For the word "size", find each line in the entries where it occurs and copy that line.

·····

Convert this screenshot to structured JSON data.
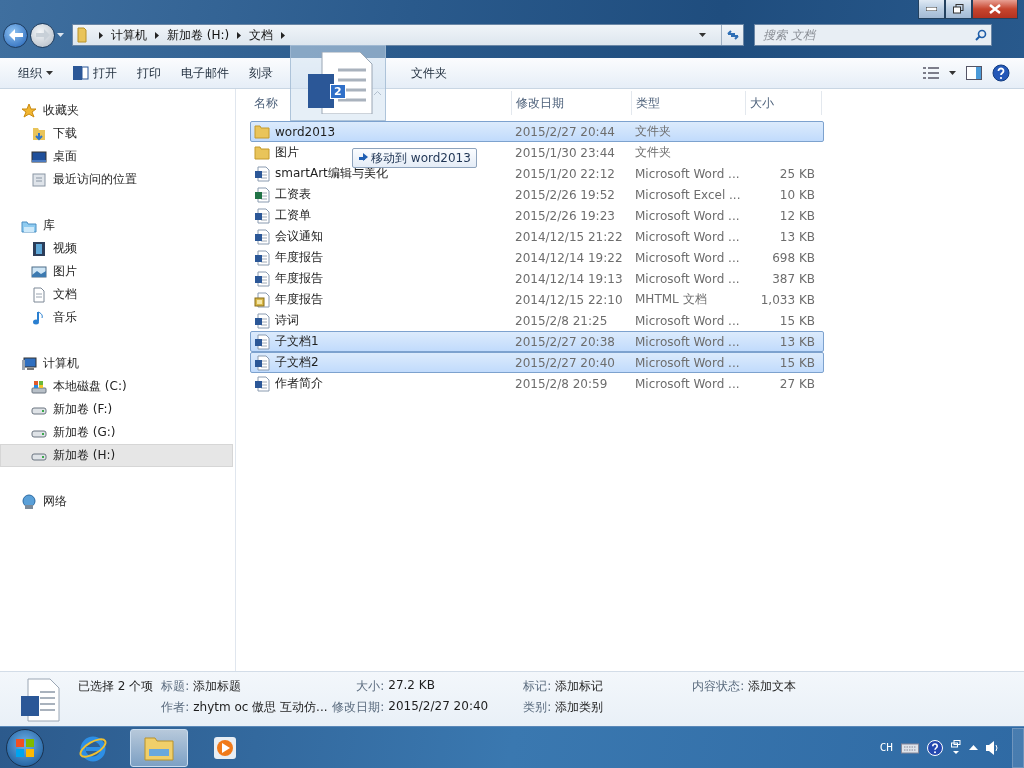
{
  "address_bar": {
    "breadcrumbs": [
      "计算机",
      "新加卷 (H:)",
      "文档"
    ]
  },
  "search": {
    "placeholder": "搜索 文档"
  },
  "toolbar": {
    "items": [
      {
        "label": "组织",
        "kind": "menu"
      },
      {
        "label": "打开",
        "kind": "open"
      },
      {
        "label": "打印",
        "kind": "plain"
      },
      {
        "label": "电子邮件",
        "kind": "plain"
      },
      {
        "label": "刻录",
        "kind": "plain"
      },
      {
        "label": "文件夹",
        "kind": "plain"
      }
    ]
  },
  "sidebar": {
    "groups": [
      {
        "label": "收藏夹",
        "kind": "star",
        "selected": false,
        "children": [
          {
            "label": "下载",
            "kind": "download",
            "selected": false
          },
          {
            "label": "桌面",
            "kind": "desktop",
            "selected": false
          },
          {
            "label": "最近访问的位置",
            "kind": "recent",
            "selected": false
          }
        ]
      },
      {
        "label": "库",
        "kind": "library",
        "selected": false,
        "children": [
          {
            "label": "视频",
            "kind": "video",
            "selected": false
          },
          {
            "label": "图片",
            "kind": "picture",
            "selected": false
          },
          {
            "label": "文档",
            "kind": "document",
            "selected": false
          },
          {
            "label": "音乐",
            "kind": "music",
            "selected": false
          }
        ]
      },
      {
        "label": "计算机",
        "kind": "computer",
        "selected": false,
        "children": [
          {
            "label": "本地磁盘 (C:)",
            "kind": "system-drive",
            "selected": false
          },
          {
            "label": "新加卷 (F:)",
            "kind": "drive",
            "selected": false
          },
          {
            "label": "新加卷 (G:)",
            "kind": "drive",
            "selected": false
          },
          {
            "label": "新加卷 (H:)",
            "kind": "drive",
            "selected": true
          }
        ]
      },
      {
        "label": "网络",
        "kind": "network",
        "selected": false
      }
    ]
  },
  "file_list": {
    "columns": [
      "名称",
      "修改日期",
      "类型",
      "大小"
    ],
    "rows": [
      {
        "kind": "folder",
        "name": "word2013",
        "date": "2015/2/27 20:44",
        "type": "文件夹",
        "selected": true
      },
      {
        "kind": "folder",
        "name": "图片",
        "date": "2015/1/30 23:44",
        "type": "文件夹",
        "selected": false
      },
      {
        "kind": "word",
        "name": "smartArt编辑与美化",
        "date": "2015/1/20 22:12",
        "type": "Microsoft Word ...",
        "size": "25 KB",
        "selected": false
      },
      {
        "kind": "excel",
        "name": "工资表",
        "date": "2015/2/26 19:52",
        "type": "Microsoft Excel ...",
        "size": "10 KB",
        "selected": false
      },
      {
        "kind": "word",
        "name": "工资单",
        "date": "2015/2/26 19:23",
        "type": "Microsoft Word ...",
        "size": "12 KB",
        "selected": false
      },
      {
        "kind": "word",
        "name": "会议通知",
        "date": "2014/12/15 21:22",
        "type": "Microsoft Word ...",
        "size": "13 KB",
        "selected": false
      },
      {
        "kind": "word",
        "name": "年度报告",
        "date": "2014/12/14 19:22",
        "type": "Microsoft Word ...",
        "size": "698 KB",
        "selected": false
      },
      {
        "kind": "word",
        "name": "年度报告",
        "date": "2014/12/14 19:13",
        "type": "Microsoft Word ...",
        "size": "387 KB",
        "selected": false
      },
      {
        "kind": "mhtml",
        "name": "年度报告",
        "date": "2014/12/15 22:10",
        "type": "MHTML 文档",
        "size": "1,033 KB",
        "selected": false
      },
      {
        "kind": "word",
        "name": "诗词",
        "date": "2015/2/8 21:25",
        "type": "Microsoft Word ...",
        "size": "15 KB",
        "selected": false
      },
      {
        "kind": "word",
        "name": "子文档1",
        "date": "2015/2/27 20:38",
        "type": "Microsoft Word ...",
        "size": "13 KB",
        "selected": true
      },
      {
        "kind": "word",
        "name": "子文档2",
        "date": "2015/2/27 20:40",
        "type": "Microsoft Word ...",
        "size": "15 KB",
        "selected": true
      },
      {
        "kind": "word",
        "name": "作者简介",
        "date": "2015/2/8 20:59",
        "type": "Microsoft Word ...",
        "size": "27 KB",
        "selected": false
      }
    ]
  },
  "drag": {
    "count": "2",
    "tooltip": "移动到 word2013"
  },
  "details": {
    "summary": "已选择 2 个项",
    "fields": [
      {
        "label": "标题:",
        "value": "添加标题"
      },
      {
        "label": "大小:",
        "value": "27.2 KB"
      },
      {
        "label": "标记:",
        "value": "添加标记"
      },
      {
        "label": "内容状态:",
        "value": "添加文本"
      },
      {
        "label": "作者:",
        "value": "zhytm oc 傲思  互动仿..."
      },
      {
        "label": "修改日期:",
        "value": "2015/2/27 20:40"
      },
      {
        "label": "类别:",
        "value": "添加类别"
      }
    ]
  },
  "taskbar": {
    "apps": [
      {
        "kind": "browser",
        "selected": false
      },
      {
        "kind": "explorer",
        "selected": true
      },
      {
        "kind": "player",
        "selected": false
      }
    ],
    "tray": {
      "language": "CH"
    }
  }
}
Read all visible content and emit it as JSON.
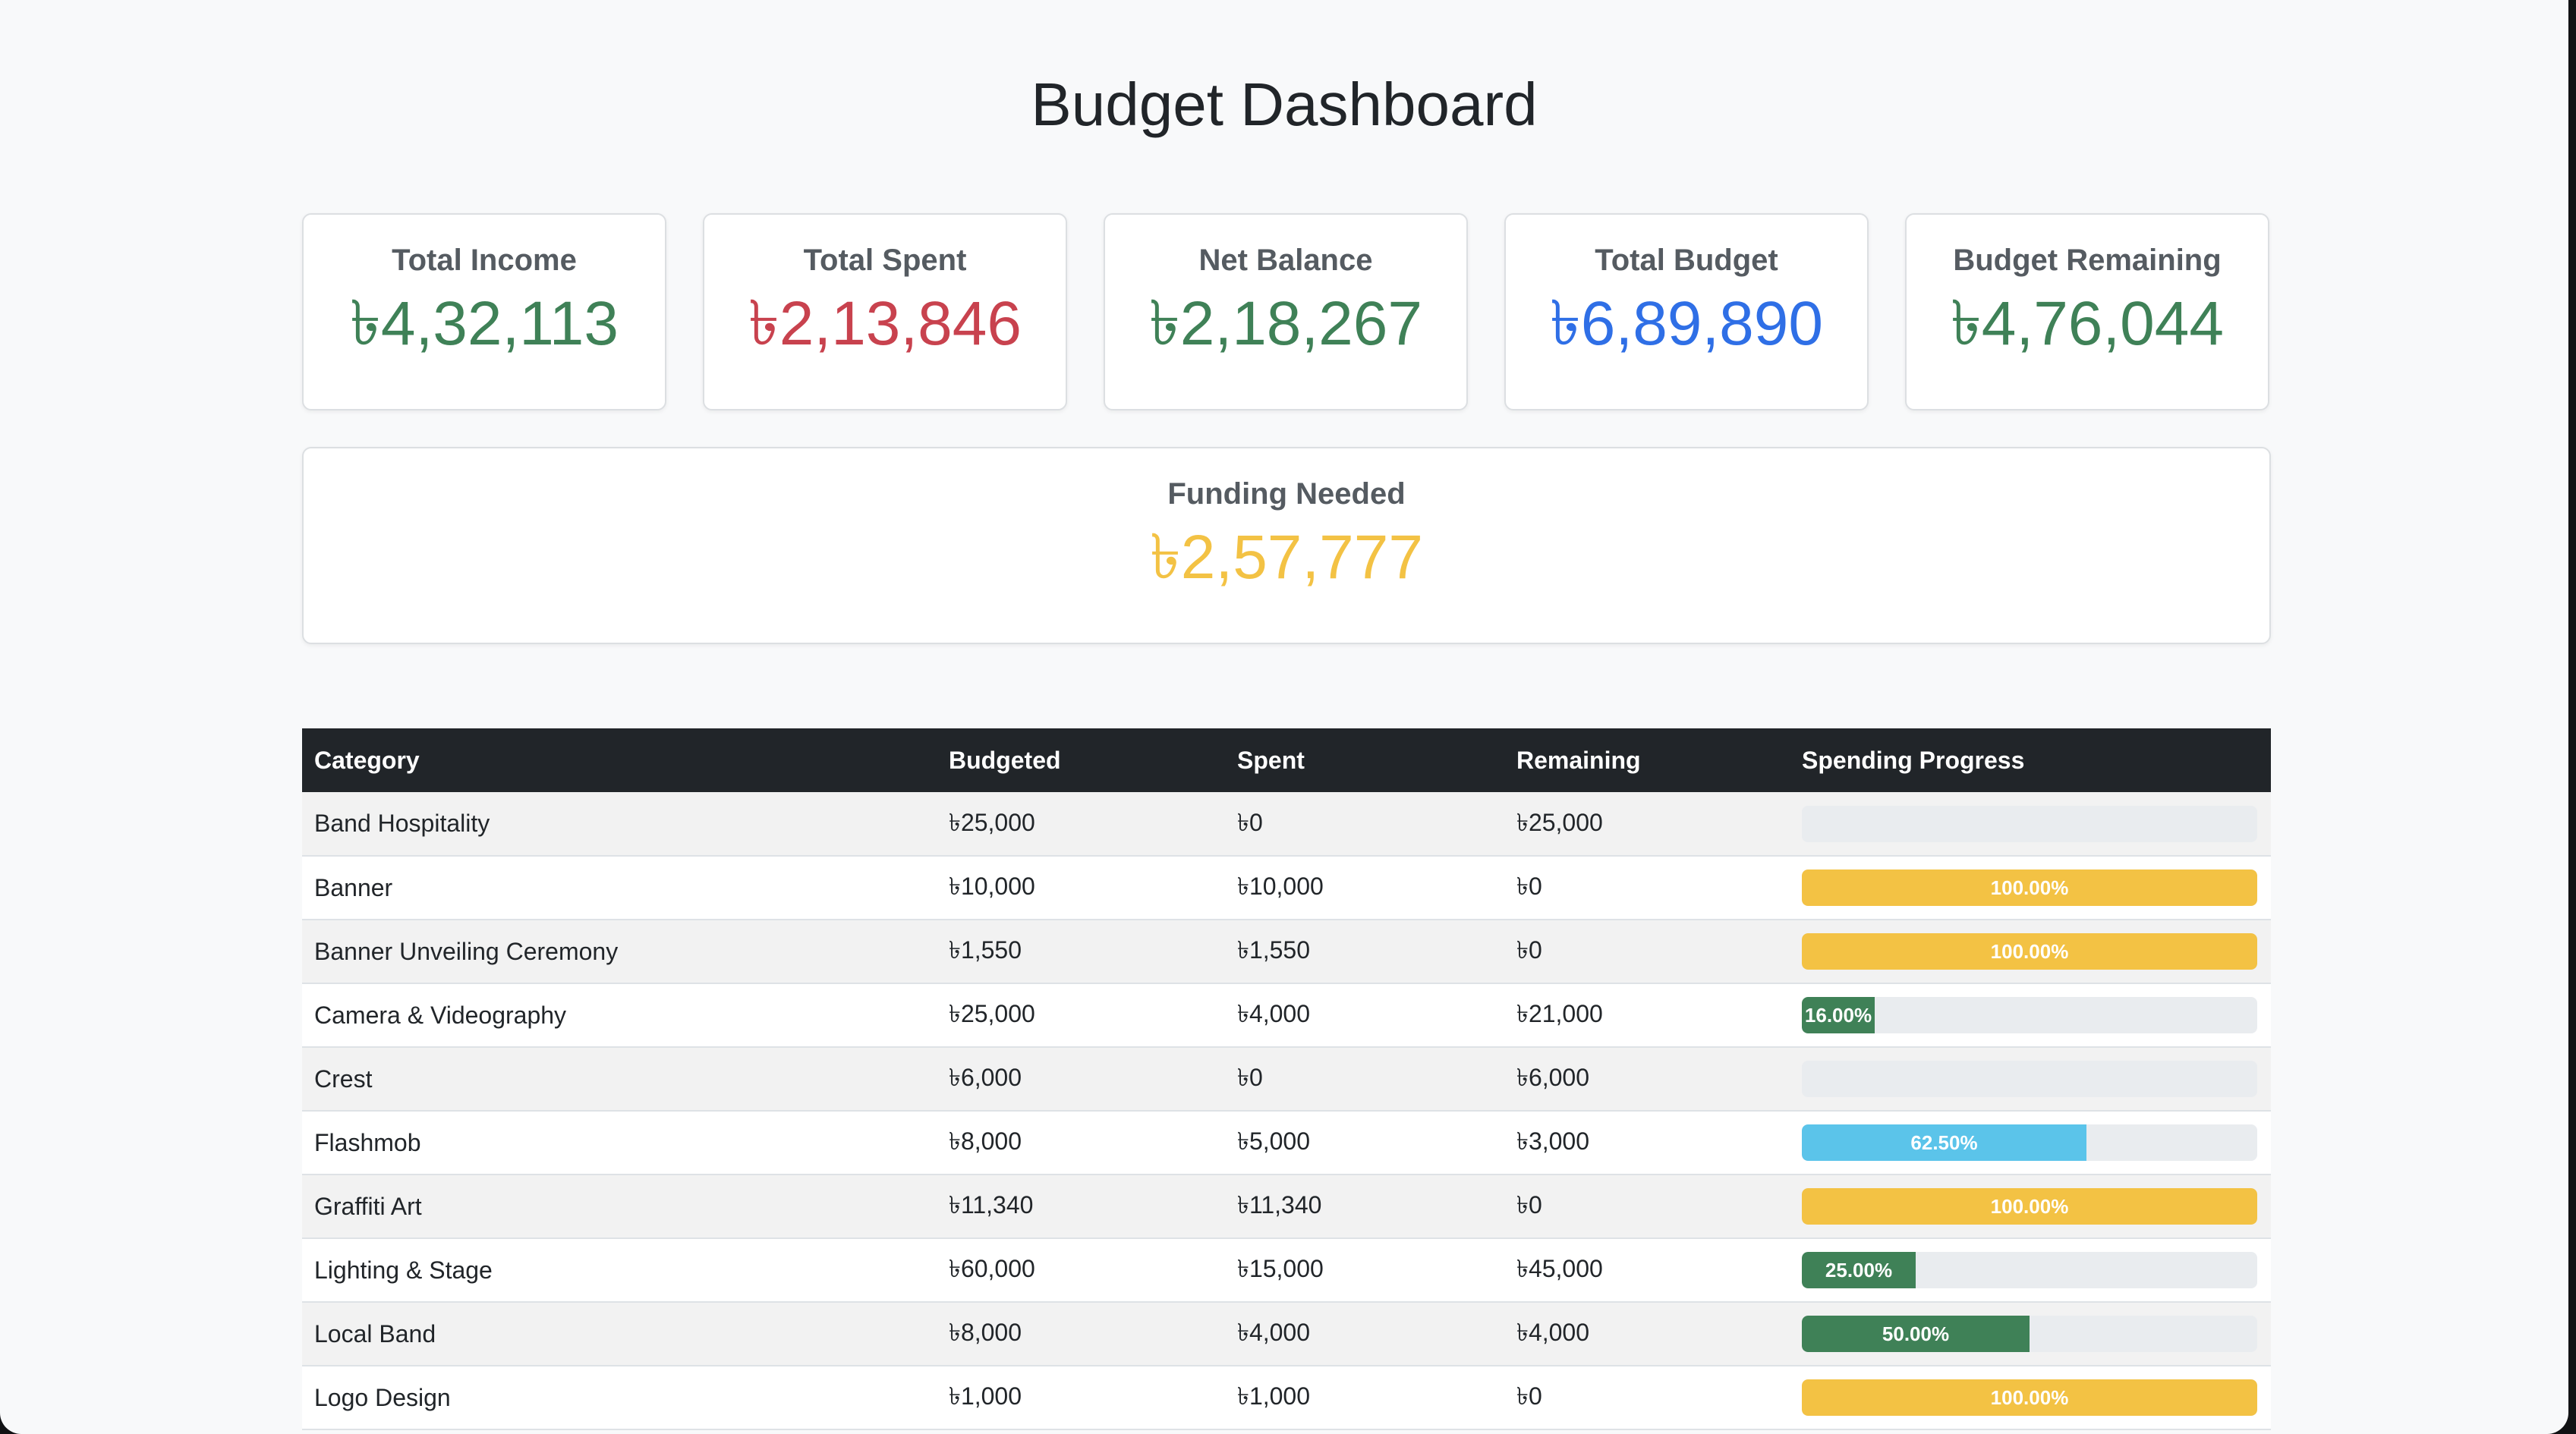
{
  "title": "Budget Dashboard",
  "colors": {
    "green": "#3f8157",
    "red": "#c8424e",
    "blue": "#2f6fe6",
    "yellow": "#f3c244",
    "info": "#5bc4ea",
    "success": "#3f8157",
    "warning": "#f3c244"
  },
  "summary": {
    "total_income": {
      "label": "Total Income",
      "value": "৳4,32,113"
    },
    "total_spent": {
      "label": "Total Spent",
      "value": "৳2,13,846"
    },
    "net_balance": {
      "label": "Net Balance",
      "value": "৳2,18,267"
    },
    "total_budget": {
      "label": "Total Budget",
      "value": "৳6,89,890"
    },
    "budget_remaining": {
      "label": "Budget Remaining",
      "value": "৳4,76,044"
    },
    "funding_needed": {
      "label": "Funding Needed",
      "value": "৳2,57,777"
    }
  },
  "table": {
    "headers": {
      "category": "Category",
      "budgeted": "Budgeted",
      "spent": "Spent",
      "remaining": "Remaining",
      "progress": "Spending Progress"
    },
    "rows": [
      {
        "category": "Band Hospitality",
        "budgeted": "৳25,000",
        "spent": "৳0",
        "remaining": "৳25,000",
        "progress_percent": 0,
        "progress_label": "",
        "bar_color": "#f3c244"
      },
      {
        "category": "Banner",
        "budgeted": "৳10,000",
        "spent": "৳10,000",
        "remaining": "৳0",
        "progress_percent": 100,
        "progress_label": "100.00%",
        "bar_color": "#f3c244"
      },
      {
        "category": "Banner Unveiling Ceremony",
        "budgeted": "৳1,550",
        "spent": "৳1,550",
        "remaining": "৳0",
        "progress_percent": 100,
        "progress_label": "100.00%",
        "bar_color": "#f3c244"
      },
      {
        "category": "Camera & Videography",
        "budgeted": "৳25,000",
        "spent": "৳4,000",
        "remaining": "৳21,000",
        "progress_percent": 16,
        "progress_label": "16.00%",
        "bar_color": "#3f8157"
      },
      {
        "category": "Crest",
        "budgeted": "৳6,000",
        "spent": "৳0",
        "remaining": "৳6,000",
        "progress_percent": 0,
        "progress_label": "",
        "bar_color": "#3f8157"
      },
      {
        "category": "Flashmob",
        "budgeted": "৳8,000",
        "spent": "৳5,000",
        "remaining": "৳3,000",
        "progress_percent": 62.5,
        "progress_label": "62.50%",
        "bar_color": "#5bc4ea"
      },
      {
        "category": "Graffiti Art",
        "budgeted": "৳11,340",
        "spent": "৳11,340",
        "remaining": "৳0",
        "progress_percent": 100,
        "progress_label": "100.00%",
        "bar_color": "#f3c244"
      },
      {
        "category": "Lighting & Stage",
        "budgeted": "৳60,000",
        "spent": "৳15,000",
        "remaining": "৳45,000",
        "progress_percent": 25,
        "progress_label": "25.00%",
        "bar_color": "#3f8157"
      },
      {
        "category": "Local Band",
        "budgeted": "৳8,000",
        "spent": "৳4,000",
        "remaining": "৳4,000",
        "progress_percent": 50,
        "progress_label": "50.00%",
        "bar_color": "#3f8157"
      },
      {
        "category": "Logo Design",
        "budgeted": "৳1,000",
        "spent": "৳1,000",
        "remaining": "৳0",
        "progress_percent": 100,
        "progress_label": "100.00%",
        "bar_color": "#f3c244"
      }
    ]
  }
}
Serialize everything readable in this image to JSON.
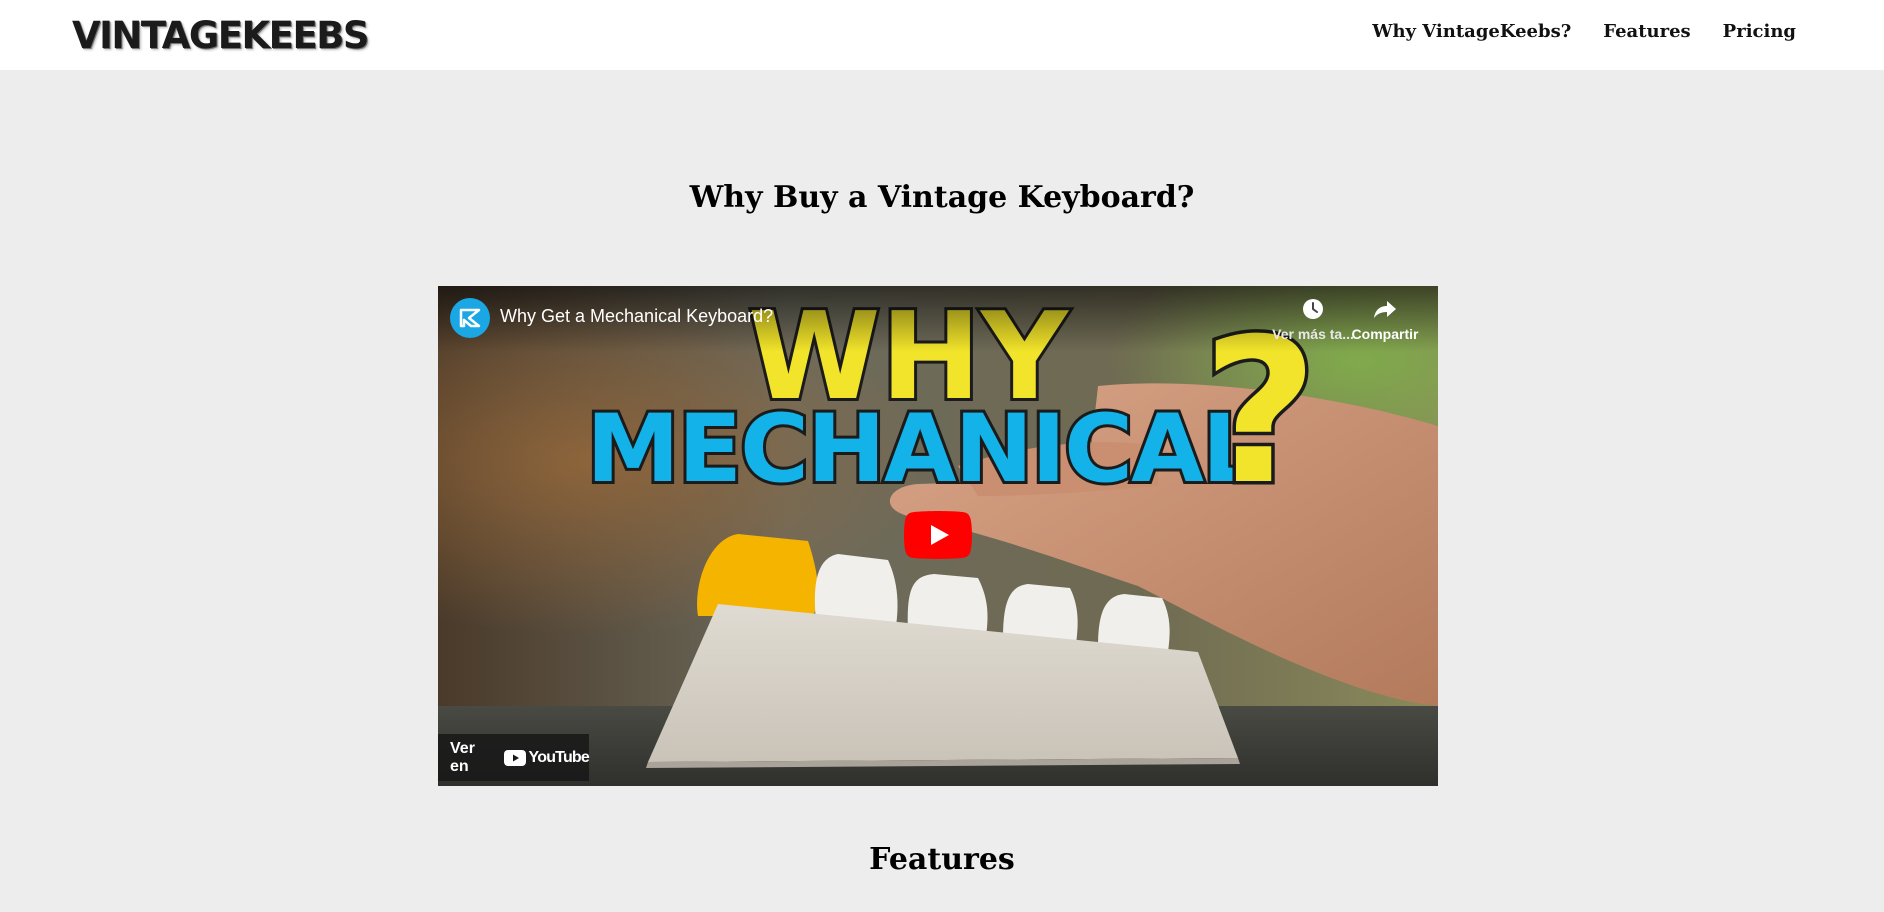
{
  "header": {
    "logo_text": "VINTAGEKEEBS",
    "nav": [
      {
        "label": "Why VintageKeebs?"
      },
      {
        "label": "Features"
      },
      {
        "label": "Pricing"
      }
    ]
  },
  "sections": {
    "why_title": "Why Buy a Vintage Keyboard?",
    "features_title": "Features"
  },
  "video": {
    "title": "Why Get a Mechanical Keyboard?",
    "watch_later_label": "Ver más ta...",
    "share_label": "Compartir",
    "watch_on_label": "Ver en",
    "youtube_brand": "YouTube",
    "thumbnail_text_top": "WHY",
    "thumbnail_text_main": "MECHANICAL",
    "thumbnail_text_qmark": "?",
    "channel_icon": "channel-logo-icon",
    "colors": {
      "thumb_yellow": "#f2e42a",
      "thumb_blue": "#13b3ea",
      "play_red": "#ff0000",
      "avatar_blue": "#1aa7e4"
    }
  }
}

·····

The completed task =>
        "size": "25 KB",
        "size": "10 KB",
        "size": "12 KB",
        "size": "13 KB",
        "size": "698 KB",
        "size": "387 KB",
        "size": "1,033 KB",
        "size": "15 KB",
        "size": "13 KB",
        "size": "15 KB",
        "size": "27 KB",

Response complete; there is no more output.